### Exercise prompt
Your output should consist of every record, copied exactly.

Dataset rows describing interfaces
▼
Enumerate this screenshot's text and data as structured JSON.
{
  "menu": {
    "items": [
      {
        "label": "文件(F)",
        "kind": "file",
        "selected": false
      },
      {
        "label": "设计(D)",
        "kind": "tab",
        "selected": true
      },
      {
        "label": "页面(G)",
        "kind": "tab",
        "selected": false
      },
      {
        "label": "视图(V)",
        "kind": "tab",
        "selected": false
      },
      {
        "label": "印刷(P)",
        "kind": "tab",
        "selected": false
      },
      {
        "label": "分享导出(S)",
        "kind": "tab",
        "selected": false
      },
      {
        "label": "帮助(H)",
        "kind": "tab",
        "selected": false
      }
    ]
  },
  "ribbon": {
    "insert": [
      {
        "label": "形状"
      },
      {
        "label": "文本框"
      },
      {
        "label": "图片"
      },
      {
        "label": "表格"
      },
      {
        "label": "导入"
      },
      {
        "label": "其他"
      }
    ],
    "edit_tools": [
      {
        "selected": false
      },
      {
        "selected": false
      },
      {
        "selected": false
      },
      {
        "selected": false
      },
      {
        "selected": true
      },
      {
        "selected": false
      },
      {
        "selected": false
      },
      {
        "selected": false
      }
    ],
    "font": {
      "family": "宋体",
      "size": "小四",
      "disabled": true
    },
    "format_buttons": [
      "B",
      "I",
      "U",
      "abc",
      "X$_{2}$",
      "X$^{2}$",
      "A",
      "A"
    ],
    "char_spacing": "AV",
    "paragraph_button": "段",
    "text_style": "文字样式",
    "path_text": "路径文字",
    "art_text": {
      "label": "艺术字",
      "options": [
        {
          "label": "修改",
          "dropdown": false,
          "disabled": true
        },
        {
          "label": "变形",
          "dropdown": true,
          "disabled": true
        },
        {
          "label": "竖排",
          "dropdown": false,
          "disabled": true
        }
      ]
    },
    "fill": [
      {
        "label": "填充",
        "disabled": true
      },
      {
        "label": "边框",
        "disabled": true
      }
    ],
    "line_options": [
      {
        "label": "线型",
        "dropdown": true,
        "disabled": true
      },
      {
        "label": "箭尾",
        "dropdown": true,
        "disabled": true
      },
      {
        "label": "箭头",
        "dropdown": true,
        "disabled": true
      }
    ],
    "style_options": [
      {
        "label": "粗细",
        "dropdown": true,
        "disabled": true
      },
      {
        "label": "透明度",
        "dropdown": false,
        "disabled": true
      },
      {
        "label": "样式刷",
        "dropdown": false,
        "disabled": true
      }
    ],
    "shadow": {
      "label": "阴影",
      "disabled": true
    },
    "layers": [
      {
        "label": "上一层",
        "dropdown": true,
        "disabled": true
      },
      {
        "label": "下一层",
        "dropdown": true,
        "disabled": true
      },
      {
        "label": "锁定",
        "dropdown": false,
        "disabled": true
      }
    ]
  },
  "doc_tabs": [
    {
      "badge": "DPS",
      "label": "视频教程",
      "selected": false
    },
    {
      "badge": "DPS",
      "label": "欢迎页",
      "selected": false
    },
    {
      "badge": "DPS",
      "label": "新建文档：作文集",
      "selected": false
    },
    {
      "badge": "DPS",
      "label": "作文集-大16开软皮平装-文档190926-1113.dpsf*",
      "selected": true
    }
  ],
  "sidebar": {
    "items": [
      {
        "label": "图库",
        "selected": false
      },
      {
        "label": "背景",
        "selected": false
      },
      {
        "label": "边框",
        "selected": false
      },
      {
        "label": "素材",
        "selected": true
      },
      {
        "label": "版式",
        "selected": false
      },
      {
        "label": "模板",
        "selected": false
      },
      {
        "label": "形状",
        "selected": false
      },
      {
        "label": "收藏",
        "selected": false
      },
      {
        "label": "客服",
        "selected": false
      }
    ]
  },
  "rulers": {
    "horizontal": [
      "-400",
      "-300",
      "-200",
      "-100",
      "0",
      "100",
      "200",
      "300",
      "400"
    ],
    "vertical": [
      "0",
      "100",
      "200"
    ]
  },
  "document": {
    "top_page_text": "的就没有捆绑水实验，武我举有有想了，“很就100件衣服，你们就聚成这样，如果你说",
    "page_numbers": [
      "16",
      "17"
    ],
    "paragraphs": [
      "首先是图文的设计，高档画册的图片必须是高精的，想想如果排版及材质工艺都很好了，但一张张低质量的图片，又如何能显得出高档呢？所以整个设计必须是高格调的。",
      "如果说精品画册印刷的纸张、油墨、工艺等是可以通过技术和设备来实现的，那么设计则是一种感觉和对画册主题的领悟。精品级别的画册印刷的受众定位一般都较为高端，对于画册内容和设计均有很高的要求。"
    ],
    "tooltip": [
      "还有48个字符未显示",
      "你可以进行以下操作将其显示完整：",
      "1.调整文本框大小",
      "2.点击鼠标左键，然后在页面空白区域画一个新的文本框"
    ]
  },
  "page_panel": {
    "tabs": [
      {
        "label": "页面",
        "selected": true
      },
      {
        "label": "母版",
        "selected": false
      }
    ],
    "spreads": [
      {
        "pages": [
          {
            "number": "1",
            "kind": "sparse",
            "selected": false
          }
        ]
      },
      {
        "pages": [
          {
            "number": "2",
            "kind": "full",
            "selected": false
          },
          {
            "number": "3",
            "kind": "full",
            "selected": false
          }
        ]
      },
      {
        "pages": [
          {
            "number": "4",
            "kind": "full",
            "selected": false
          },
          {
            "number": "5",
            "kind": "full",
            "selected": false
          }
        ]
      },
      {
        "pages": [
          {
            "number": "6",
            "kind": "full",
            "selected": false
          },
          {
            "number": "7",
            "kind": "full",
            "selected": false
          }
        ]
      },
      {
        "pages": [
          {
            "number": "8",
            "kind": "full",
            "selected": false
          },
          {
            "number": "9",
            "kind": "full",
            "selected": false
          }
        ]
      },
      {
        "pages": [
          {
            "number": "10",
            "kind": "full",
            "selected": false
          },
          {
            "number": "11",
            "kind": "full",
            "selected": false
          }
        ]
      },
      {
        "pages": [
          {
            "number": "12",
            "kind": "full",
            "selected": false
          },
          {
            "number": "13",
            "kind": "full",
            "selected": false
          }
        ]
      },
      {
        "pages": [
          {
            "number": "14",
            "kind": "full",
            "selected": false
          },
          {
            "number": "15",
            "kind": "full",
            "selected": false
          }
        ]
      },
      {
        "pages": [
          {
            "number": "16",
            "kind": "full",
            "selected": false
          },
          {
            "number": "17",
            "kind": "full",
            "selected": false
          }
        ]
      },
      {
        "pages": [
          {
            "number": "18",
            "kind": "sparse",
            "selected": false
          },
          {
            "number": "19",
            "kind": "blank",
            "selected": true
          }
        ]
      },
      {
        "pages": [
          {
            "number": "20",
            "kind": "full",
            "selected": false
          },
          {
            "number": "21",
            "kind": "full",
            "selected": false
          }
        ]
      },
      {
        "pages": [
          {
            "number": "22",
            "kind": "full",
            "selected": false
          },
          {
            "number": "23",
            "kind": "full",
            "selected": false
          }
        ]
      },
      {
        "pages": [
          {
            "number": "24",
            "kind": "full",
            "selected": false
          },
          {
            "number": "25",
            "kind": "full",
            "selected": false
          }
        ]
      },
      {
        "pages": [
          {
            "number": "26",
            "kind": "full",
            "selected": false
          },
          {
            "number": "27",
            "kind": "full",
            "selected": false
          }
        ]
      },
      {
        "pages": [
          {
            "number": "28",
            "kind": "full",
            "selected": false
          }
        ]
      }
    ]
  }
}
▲
### Answer for the task
Enumerate this screenshot's text and data as structured JSON.
{
  "menu": {
    "items": [
      {
        "label": "文件(F)",
        "kind": "file",
        "selected": false
      },
      {
        "label": "设计(D)",
        "kind": "tab",
        "selected": true
      },
      {
        "label": "页面(G)",
        "kind": "tab",
        "selected": false
      },
      {
        "label": "视图(V)",
        "kind": "tab",
        "selected": false
      },
      {
        "label": "印刷(P)",
        "kind": "tab",
        "selected": false
      },
      {
        "label": "分享导出(S)",
        "kind": "tab",
        "selected": false
      },
      {
        "label": "帮助(H)",
        "kind": "tab",
        "selected": false
      }
    ]
  },
  "ribbon": {
    "insert": [
      {
        "label": "形状"
      },
      {
        "label": "文本框"
      },
      {
        "label": "图片"
      },
      {
        "label": "表格"
      },
      {
        "label": "导入"
      },
      {
        "label": "其他"
      }
    ],
    "edit_tools": [
      {
        "selected": false
      },
      {
        "selected": false
      },
      {
        "selected": false
      },
      {
        "selected": false
      },
      {
        "selected": true
      },
      {
        "selected": false
      },
      {
        "selected": false
      },
      {
        "selected": false
      }
    ],
    "font": {
      "family": "宋体",
      "size": "小四",
      "disabled": true
    },
    "format_buttons": [
      "B",
      "I",
      "U",
      "abc",
      "X$_{2}$",
      "X$^{2}$",
      "A",
      "A"
    ],
    "char_spacing": "AV",
    "paragraph_button": "段",
    "text_style": "文字样式",
    "path_text": "路径文字",
    "art_text": {
      "label": "艺术字",
      "options": [
        {
          "label": "修改",
          "dropdown": false,
          "disabled": true
        },
        {
          "label": "变形",
          "dropdown": true,
          "disabled": true
        },
        {
          "label": "竖排",
          "dropdown": false,
          "disabled": true
        }
      ]
    },
    "fill": [
      {
        "label": "填充",
        "disabled": true
      },
      {
        "label": "边框",
        "disabled": true
      }
    ],
    "line_options": [
      {
        "label": "线型",
        "dropdown": true,
        "disabled": true
      },
      {
        "label": "箭尾",
        "dropdown": true,
        "disabled": true
      },
      {
        "label": "箭头",
        "dropdown": true,
        "disabled": true
      }
    ],
    "style_options": [
      {
        "label": "粗细",
        "dropdown": true,
        "disabled": true
      },
      {
        "label": "透明度",
        "dropdown": false,
        "disabled": true
      },
      {
        "label": "样式刷",
        "dropdown": false,
        "disabled": true
      }
    ],
    "shadow": {
      "label": "阴影",
      "disabled": true
    },
    "layers": [
      {
        "label": "上一层",
        "dropdown": true,
        "disabled": true
      },
      {
        "label": "下一层",
        "dropdown": true,
        "disabled": true
      },
      {
        "label": "锁定",
        "dropdown": false,
        "disabled": true
      }
    ]
  },
  "doc_tabs": [
    {
      "badge": "DPS",
      "label": "视频教程",
      "selected": false
    },
    {
      "badge": "DPS",
      "label": "欢迎页",
      "selected": false
    },
    {
      "badge": "DPS",
      "label": "新建文档：作文集",
      "selected": false
    },
    {
      "badge": "DPS",
      "label": "作文集-大16开软皮平装-文档190926-1113.dpsf*",
      "selected": true
    }
  ],
  "sidebar": {
    "items": [
      {
        "label": "图库",
        "selected": false
      },
      {
        "label": "背景",
        "selected": false
      },
      {
        "label": "边框",
        "selected": false
      },
      {
        "label": "素材",
        "selected": true
      },
      {
        "label": "版式",
        "selected": false
      },
      {
        "label": "模板",
        "selected": false
      },
      {
        "label": "形状",
        "selected": false
      },
      {
        "label": "收藏",
        "selected": false
      },
      {
        "label": "客服",
        "selected": false
      }
    ]
  },
  "rulers": {
    "horizontal": [
      "-400",
      "-300",
      "-200",
      "-100",
      "0",
      "100",
      "200",
      "300",
      "400"
    ],
    "vertical": [
      "0",
      "100",
      "200"
    ]
  },
  "document": {
    "top_page_text": "的就没有捆绑水实验，武我举有有想了，“很就100件衣服，你们就聚成这样，如果你说",
    "page_numbers": [
      "16",
      "17"
    ],
    "paragraphs": [
      "首先是图文的设计，高档画册的图片必须是高精的，想想如果排版及材质工艺都很好了，但一张张低质量的图片，又如何能显得出高档呢？所以整个设计必须是高格调的。",
      "如果说精品画册印刷的纸张、油墨、工艺等是可以通过技术和设备来实现的，那么设计则是一种感觉和对画册主题的领悟。精品级别的画册印刷的受众定位一般都较为高端，对于画册内容和设计均有很高的要求。"
    ],
    "tooltip": [
      "还有48个字符未显示",
      "你可以进行以下操作将其显示完整：",
      "1.调整文本框大小",
      "2.点击鼠标左键，然后在页面空白区域画一个新的文本框"
    ]
  },
  "page_panel": {
    "tabs": [
      {
        "label": "页面",
        "selected": true
      },
      {
        "label": "母版",
        "selected": false
      }
    ],
    "spreads": [
      {
        "pages": [
          {
            "number": "1",
            "kind": "sparse",
            "selected": false
          }
        ]
      },
      {
        "pages": [
          {
            "number": "2",
            "kind": "full",
            "selected": false
          },
          {
            "number": "3",
            "kind": "full",
            "selected": false
          }
        ]
      },
      {
        "pages": [
          {
            "number": "4",
            "kind": "full",
            "selected": false
          },
          {
            "number": "5",
            "kind": "full",
            "selected": false
          }
        ]
      },
      {
        "pages": [
          {
            "number": "6",
            "kind": "full",
            "selected": false
          },
          {
            "number": "7",
            "kind": "full",
            "selected": false
          }
        ]
      },
      {
        "pages": [
          {
            "number": "8",
            "kind": "full",
            "selected": false
          },
          {
            "number": "9",
            "kind": "full",
            "selected": false
          }
        ]
      },
      {
        "pages": [
          {
            "number": "10",
            "kind": "full",
            "selected": false
          },
          {
            "number": "11",
            "kind": "full",
            "selected": false
          }
        ]
      },
      {
        "pages": [
          {
            "number": "12",
            "kind": "full",
            "selected": false
          },
          {
            "number": "13",
            "kind": "full",
            "selected": false
          }
        ]
      },
      {
        "pages": [
          {
            "number": "14",
            "kind": "full",
            "selected": false
          },
          {
            "number": "15",
            "kind": "full",
            "selected": false
          }
        ]
      },
      {
        "pages": [
          {
            "number": "16",
            "kind": "full",
            "selected": false
          },
          {
            "number": "17",
            "kind": "full",
            "selected": false
          }
        ]
      },
      {
        "pages": [
          {
            "number": "18",
            "kind": "sparse",
            "selected": false
          },
          {
            "number": "19",
            "kind": "blank",
            "selected": true
          }
        ]
      },
      {
        "pages": [
          {
            "number": "20",
            "kind": "full",
            "selected": false
          },
          {
            "number": "21",
            "kind": "full",
            "selected": false
          }
        ]
      },
      {
        "pages": [
          {
            "number": "22",
            "kind": "full",
            "selected": false
          },
          {
            "number": "23",
            "kind": "full",
            "selected": false
          }
        ]
      },
      {
        "pages": [
          {
            "number": "24",
            "kind": "full",
            "selected": false
          },
          {
            "number": "25",
            "kind": "full",
            "selected": false
          }
        ]
      },
      {
        "pages": [
          {
            "number": "26",
            "kind": "full",
            "selected": false
          },
          {
            "number": "27",
            "kind": "full",
            "selected": false
          }
        ]
      },
      {
        "pages": [
          {
            "number": "28",
            "kind": "full",
            "selected": false
          }
        ]
      }
    ]
  }
}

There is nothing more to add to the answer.